Many Employers Not Measuring Wellness Programs

January 6, 2011 ( – Employers spent 35% more or about $220 on each employee who participated in a wellness program in 2010 compared to 2009, according to a new report.

However, according to the Buck Consultants study, only 37% of U.S. employers measure the effectiveness of their wellness initiative. Among U.S. respondents, 40% have measured how wellness programs affect the cost of providing health care benefits to their employees. Of those, 45% report success in slowing health care cost increases, with a typical reduction of two to five percentage points per year.
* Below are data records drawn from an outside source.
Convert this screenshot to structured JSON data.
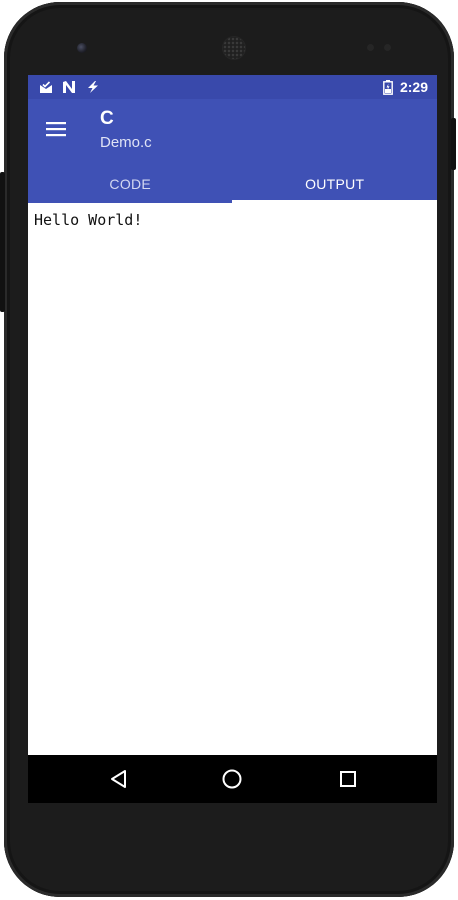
{
  "status_bar": {
    "time": "2:29",
    "icons": [
      "mail-check-icon",
      "n-notification-icon",
      "flash-icon",
      "battery-charging-icon"
    ]
  },
  "app_bar": {
    "title": "C",
    "subtitle": "Demo.c",
    "menu_icon": "menu-icon"
  },
  "tabs": [
    {
      "label": "CODE",
      "selected": false
    },
    {
      "label": "OUTPUT",
      "selected": true
    }
  ],
  "output": {
    "text": "Hello World!"
  },
  "nav_bar": {
    "icons": [
      "back-icon",
      "home-icon",
      "recents-icon"
    ]
  },
  "colors": {
    "status_bar": "#3949ab",
    "app_bar": "#3f51b5",
    "device": "#1c1c1c"
  }
}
Eleven percent of U.S. respondents spend more than $500 per employee per year on wellness rewards, with the largest rewards reported at $3,000 per employee, Buck said.

“Organizations that measure the impact of their wellness programs are more successful at improving their employees’ health and overall wellness,” said Barry Hall, a Buck principal who directed the survey, in a news release. “However, many simply don’t know how to measure their results, or they don’t have the resources to do so.”
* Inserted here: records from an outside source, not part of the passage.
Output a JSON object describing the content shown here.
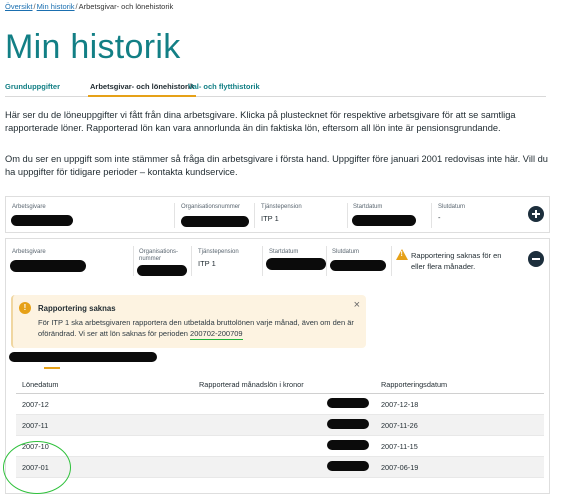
{
  "breadcrumb": {
    "items": [
      "Översikt",
      "Min historik",
      "Arbetsgivar- och lönehistorik"
    ],
    "separator": "/"
  },
  "page_title": "Min historik",
  "tabs": [
    {
      "label": "Grunduppgifter",
      "active": false
    },
    {
      "label": "Arbetsgivar- och lönehistorik",
      "active": true
    },
    {
      "label": "Val- och flytthistorik",
      "active": false
    }
  ],
  "intro": {
    "p1": "Här ser du de löneuppgifter vi fått från dina arbetsgivare. Klicka på plustecknet för respektive arbetsgivare för att se samtliga rapporterade löner. Rapporterad lön kan vara annorlunda än din faktiska lön, eftersom all lön inte är pensionsgrundande.",
    "p2": "Om du ser en uppgift som inte stämmer så fråga din arbetsgivare i första hand. Uppgifter före januari 2001 redovisas inte här. Vill du ha uppgifter för tidigare perioder – kontakta kundservice."
  },
  "employer1": {
    "employer_label": "Arbetsgivare",
    "org_label": "Organisationsnummer",
    "pension_label": "Tjänstepension",
    "pension_value": "ITP 1",
    "start_label": "Startdatum",
    "end_label": "Slutdatum",
    "end_value": "-"
  },
  "employer2": {
    "employer_label": "Arbetsgivare",
    "org_label_line1": "Organisations-",
    "org_label_line2": "nummer",
    "pension_label": "Tjänstepension",
    "pension_value": "ITP 1",
    "start_label": "Startdatum",
    "end_label": "Slutdatum",
    "warning_text": "Rapportering saknas för en eller flera månader.",
    "alert": {
      "title": "Rapportering saknas",
      "body_before": "För ITP 1 ska arbetsgivaren rapportera den utbetalda bruttolönen varje månad, även om den är oförändrad. Vi ser att lön saknas för perioden ",
      "period": "200702-200709",
      "close": "×"
    },
    "table": {
      "headers": [
        "Lönedatum",
        "Rapporterad månadslön i kronor",
        "Rapporteringsdatum"
      ],
      "rows": [
        {
          "date": "2007-12",
          "reported": "2007-12-18"
        },
        {
          "date": "2007-11",
          "reported": "2007-11-26"
        },
        {
          "date": "2007-10",
          "reported": "2007-11-15"
        },
        {
          "date": "2007-01",
          "reported": "2007-06-19"
        }
      ]
    }
  },
  "colors": {
    "accent": "#127f85",
    "warning": "#e6a118",
    "dark_button": "#1c2e3c",
    "annotation_green": "#2fc13c"
  }
}
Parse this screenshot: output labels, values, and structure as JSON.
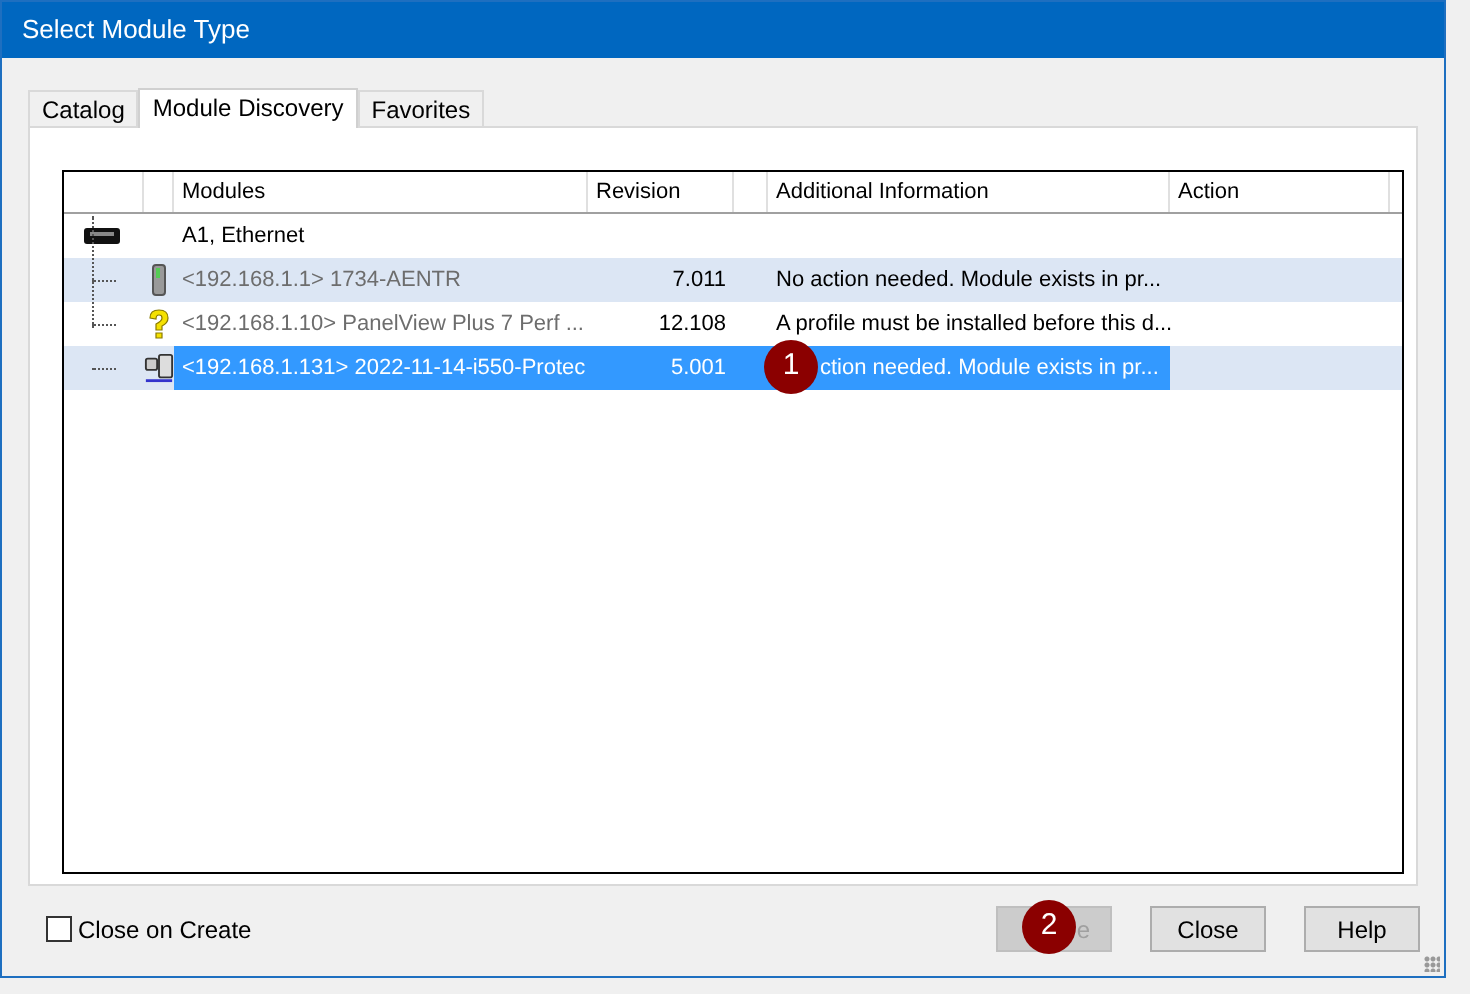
{
  "window": {
    "title": "Select Module Type"
  },
  "tabs": [
    {
      "label": "Catalog",
      "selected": false
    },
    {
      "label": "Module Discovery",
      "selected": true
    },
    {
      "label": "Favorites",
      "selected": false
    }
  ],
  "table": {
    "columns": [
      "Modules",
      "Revision",
      "Additional Information",
      "Action"
    ],
    "tree": [
      {
        "name": "A1, Ethernet",
        "kind": "network",
        "children": [
          {
            "name": "<192.168.1.1> 1734-AENTR",
            "revision": "7.011",
            "info": "No action needed.  Module exists in pr...",
            "kind": "module",
            "selected": false
          },
          {
            "name": "<192.168.1.10> PanelView Plus 7 Perf ...",
            "revision": "12.108",
            "info": "A profile must be installed before this d...",
            "kind": "unknown",
            "selected": false
          },
          {
            "name": "<192.168.1.131> 2022-11-14-i550-Protec",
            "revision": "5.001",
            "info": "ction needed.  Module exists in pr...",
            "kind": "drive",
            "selected": true,
            "callout": "1"
          }
        ]
      }
    ]
  },
  "close_on_create": {
    "label": "Close on Create",
    "checked": false
  },
  "buttons": [
    {
      "label": "e",
      "disabled": true,
      "callout": "2"
    },
    {
      "label": "Close",
      "disabled": false
    },
    {
      "label": "Help",
      "disabled": false
    }
  ]
}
The wellness programs continued to gain momentum this year among U.S.-based organizations as a key strategy to reduce the cost of providing health care, improve worker productivity, and reduce absenteeism, Buck found. Globally, improving productivity is the most important objective for wellness programs, with improving workforce morale and engagement rising from the third to the second most important objective.
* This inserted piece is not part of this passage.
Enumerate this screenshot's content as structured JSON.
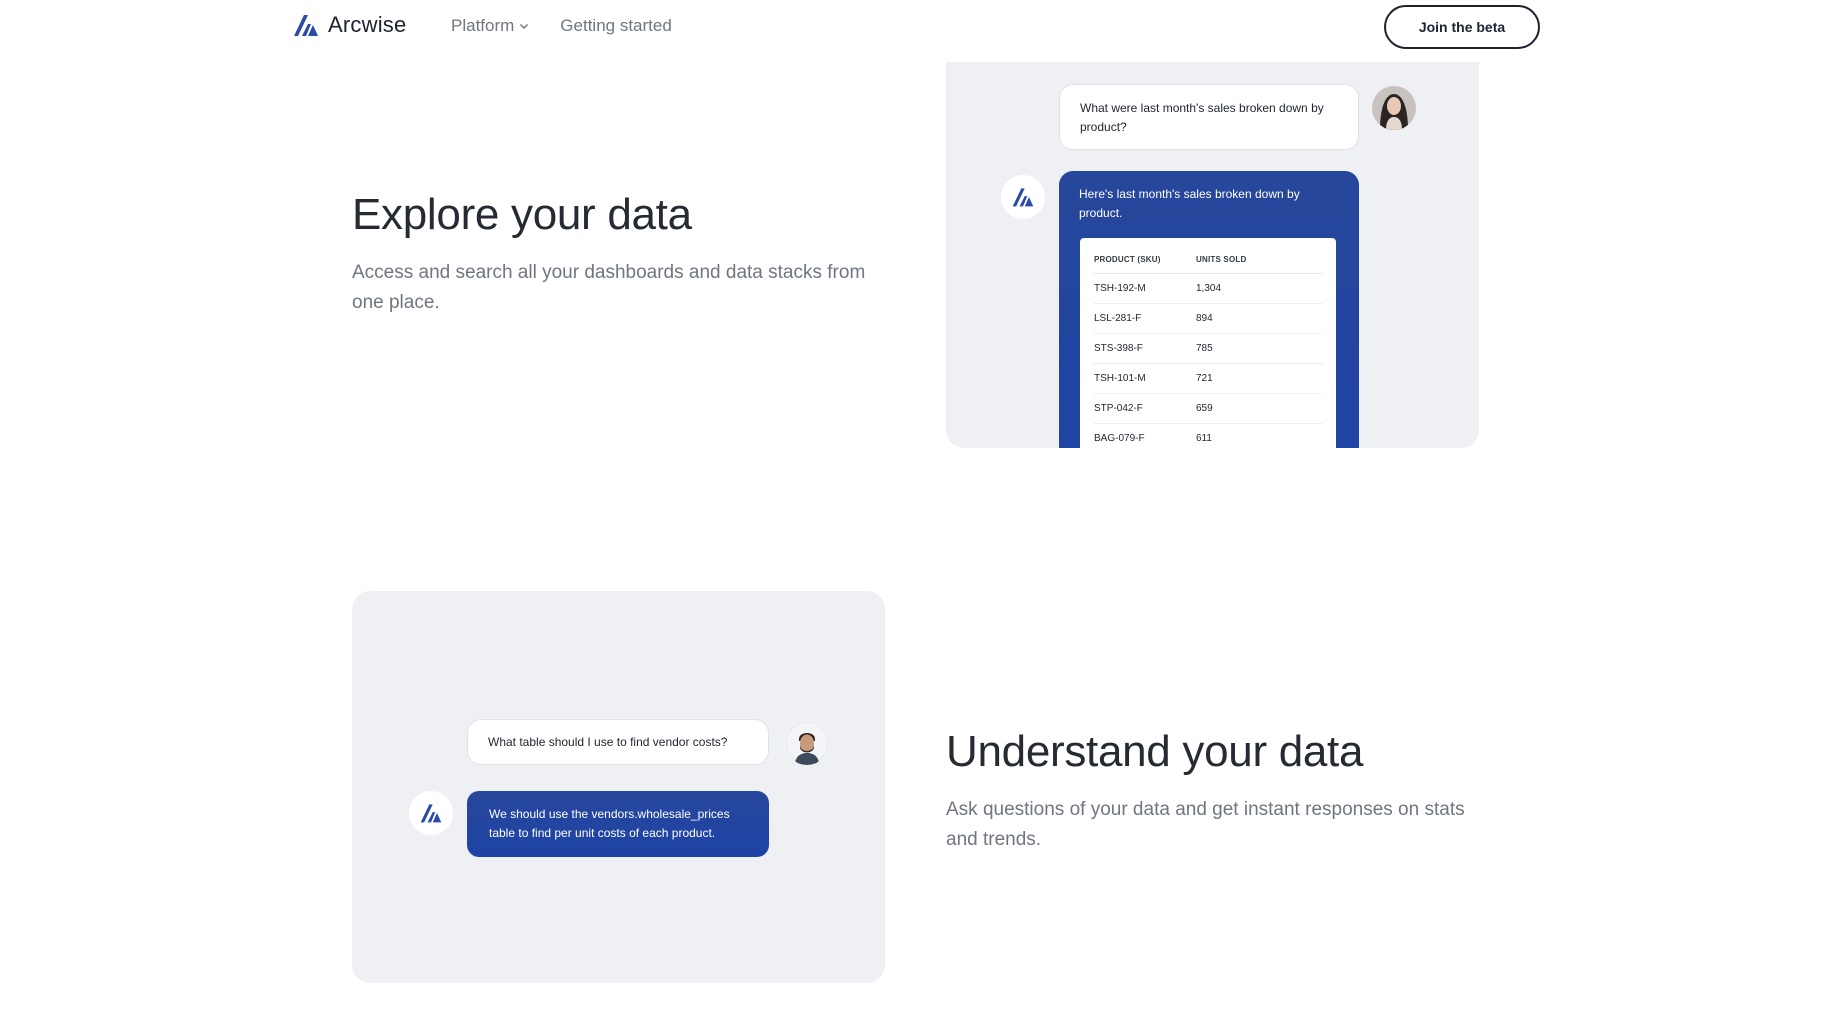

The U.S. results contrast with results in other regions on the health risks that drive wellness programs. Globally, reducing workplace stress is the top driver of wellness programs, particularly in Canada, Europe, Asia, Australia, the Middle East, and Africa. In the United States, the lack of physical activity is the top driver, and stress ranks much lower (sixth) as a health risk targeted by these programs.

Other findings of the wellness study include:

  • Globally, 66% of respondents have a formal wellness strategy, a significant increase from 49% in 2007.
  • Wellness programs are most prevalent in North America, where 74% of responding employers offer them.
  • The fastest-growing components of wellness programs are technology-driven tools. In three years, employers around the world expect a six-fold increase in their use of mobile technology – such as smartphones – to support employee wellness initiatives.

Among multinational employers 54% have a global strategy (a significant increase from 41%  last year and 34% in 2008). Wellness programs are most prevalent in North America, where they are offered by 74% of surveyed employers, but employer health promotion continues to grow in popularity throughout the world, with 41% to 49% of surveyed employers providing programs to their employees in all regions outside North America.

The survey analyzed responses from more than 1,200 organizations in 47 countries representing more than 13 million employees. The poll was conducted in association with Pfizer, CIGNA, Wolf Kirsten International Health Consulting, and WorldatWork. This year, 1,248 organizations based in 47 countries, representing more than 13 million employees, responded to the survey.